In 2019, the United Nations General Assembly proclaimed 10 February as World Pulses Day.
Recognizing the value of pulses, a resolution was adopted on 20 December 2013 by the General Assembly proclaiming 2016 as the International Year of Pulses (IYP). The celebration, led by the Food and Agriculture Organization of the United Nations (FAO), increased public awareness on the nutritional value and environmental benefits of pulses as part of a sustainable food production.
Building on the success of the International Year of Pulses and recognizing their potential to further achieve the 2030 Agenda for Sustainable Development, with particular relevance to Sustainable Development Goals 1, 2, 3, 5, 8, 12, 13 and 15, Burkina Faso proposed the observance of World Pulses Day.
Importance of Pulses
Pulses are packed with nutrients and have a high protein content, making them an ideal source of protein particularly in regions where meat and dairy are not physically or economically accessible. Pulses are low in fat and rich in soluble fiber, which can lower cholesterol and help in the control of blood sugar. Because of these qualities they are recommended by health organizations for the management of non-communicable diseases like diabetes and heart conditions. Pulses have also been shown to help combat obesity.
For farmers, pulses are an important crop because they can both sell them and consume them, which helps farmers maintain household food security and creates economic stability.
The nitrogen-fixing properties of pulses improve soil fertility, which increases and extends the productivity of the farmland. By using pulses for intercropping and cover crops, farmers can also promote farm biodiversity and soil biodiversity, while keeping harmful pests and diseases at bay.
Furthermore, pulses can contribute to climate change mitigation by reducing dependence on the synthetic fertilizers used to introduce nitrogen artificially into the soil. Greenhouse gases are released during the manufacturing and application of these fertilizers, and their overuse can be detrimental to the environment.
The Role of Geneva

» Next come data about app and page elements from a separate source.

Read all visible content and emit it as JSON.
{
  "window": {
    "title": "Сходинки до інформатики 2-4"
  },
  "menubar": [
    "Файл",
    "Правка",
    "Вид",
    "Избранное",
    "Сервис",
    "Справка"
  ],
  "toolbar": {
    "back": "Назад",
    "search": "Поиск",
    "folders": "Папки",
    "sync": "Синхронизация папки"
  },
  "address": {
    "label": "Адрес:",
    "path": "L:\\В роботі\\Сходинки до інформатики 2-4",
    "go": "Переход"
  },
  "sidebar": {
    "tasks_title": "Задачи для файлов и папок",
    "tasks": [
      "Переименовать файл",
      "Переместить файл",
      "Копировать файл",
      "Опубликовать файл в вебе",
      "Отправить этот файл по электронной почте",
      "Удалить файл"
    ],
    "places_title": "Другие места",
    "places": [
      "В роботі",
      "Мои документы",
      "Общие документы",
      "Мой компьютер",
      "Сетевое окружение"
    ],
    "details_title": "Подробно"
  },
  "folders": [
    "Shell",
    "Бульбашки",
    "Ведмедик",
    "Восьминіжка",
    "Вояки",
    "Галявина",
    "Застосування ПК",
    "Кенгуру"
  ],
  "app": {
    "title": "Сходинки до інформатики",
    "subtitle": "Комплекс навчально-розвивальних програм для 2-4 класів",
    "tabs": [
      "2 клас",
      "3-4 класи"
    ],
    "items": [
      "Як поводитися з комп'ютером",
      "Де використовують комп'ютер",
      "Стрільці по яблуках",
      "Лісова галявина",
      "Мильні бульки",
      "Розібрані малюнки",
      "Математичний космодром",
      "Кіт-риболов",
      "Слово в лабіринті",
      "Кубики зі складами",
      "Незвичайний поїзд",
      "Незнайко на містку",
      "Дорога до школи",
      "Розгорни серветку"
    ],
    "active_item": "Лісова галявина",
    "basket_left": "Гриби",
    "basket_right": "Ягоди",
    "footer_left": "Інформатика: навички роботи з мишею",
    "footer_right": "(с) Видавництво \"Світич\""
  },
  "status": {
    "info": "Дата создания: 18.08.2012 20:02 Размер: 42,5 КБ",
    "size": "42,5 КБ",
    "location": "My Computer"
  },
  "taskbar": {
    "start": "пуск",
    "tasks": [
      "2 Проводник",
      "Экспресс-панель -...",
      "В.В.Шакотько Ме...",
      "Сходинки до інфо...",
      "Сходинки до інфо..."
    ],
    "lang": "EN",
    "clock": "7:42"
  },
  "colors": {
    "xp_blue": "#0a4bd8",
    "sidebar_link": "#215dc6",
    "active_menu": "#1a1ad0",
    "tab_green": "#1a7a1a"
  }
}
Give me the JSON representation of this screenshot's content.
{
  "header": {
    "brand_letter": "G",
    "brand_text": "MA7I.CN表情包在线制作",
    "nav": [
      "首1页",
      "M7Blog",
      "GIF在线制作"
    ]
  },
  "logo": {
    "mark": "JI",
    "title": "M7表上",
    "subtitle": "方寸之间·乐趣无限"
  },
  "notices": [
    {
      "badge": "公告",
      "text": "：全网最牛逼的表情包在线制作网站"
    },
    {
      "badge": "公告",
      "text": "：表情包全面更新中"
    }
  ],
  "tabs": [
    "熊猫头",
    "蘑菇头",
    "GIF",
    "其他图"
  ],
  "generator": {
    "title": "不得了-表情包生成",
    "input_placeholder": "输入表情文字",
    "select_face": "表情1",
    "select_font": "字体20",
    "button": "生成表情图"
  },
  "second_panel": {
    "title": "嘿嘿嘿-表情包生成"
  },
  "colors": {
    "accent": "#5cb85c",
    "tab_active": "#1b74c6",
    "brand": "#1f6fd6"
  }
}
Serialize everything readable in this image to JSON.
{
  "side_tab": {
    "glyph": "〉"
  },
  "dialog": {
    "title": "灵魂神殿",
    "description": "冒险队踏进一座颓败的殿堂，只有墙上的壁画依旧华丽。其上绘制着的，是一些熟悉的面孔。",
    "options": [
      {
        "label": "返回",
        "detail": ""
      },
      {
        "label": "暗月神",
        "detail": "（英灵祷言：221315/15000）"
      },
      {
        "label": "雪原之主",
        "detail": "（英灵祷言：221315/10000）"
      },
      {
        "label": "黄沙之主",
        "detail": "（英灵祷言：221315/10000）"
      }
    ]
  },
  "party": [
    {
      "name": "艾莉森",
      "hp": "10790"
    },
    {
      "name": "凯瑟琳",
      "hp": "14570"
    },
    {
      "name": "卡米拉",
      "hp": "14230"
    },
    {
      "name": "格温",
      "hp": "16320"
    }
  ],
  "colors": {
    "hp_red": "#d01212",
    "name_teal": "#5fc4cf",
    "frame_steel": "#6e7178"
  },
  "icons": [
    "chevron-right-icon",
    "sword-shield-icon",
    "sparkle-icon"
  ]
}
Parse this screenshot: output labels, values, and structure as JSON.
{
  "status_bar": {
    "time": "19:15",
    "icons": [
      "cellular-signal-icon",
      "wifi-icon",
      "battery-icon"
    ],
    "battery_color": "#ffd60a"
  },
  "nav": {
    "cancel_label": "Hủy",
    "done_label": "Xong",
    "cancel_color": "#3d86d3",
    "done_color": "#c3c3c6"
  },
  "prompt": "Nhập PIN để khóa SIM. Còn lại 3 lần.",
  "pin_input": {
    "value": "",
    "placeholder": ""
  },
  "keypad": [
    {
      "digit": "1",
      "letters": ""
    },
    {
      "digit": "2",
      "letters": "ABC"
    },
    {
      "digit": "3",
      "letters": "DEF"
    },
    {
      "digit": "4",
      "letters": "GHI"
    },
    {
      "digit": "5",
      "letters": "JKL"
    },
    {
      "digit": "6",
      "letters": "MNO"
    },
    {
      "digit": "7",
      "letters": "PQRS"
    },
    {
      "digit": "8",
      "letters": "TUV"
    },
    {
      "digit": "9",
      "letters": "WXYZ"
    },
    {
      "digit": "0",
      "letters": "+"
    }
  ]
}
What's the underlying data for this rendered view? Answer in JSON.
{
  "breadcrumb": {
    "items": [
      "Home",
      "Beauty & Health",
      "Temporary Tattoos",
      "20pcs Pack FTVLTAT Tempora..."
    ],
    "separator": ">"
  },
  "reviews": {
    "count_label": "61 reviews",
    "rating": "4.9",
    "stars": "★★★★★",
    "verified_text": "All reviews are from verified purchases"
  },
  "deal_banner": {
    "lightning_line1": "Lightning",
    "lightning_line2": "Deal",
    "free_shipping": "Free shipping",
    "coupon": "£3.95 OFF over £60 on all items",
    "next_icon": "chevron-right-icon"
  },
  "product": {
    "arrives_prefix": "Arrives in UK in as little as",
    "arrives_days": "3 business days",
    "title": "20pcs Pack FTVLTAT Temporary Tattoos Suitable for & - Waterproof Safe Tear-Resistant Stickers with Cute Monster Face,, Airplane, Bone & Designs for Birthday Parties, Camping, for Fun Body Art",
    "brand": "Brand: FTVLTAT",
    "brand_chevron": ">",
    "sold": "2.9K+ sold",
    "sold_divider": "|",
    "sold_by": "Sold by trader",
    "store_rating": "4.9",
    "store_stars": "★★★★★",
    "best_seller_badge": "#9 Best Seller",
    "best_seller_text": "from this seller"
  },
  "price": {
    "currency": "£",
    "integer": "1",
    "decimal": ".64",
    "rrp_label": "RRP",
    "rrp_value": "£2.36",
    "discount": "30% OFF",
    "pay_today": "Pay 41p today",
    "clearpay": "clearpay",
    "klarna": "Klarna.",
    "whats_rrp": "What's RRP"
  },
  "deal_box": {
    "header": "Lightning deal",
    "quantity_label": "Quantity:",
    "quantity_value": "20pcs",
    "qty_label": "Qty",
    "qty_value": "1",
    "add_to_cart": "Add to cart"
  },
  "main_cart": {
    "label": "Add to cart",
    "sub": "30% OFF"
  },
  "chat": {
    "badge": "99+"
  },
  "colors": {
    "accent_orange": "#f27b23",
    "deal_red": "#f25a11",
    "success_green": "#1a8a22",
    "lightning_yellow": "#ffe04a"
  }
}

Food and Agriculture Organization of the United Nations (FAO)
The Liaison Office in Geneva (LOG) of FAO advises and assists in the development and implementation of FAO policies and decisions concerning enhanced FAO cooperation and partnerships with the UN system, between FAO and the United Nations and with other international organizations located in Geneva. It also serves as the focal point for relations with these organizations.
Biovision Foundation combats hunger and poverty, and is committed to the dissemination and application of ecological methods that sustainably improve living conditions in Africa whilst also conserving the environment. Biovision renders ‚help for self-help‘ and promotes ecological thought and action in both North and South.
Biovision is also committed to implementing Agenda 2030 for sustainable development in Switzerland and reduce its ecological footprint. Biovision is working on holistic solutions and promoting understanding of new behavioral patterns and in raising awareness about ecological development and sustainable consumption.
- World Pulses Day: on the trail of “Yakina” the bean | Federal Department of Foreign Affairs (FDFA) | 10 February 2021
- Plant-based diets crucial to saving global wildlife, says report | The Guardian | 3 February 2021
- Food system impacts on biodiversity loss | Chatham House | February 2021
- Taking pulses to a higher level | UNEP
- Recipes and cooking with pulses | Global Pulse Confederation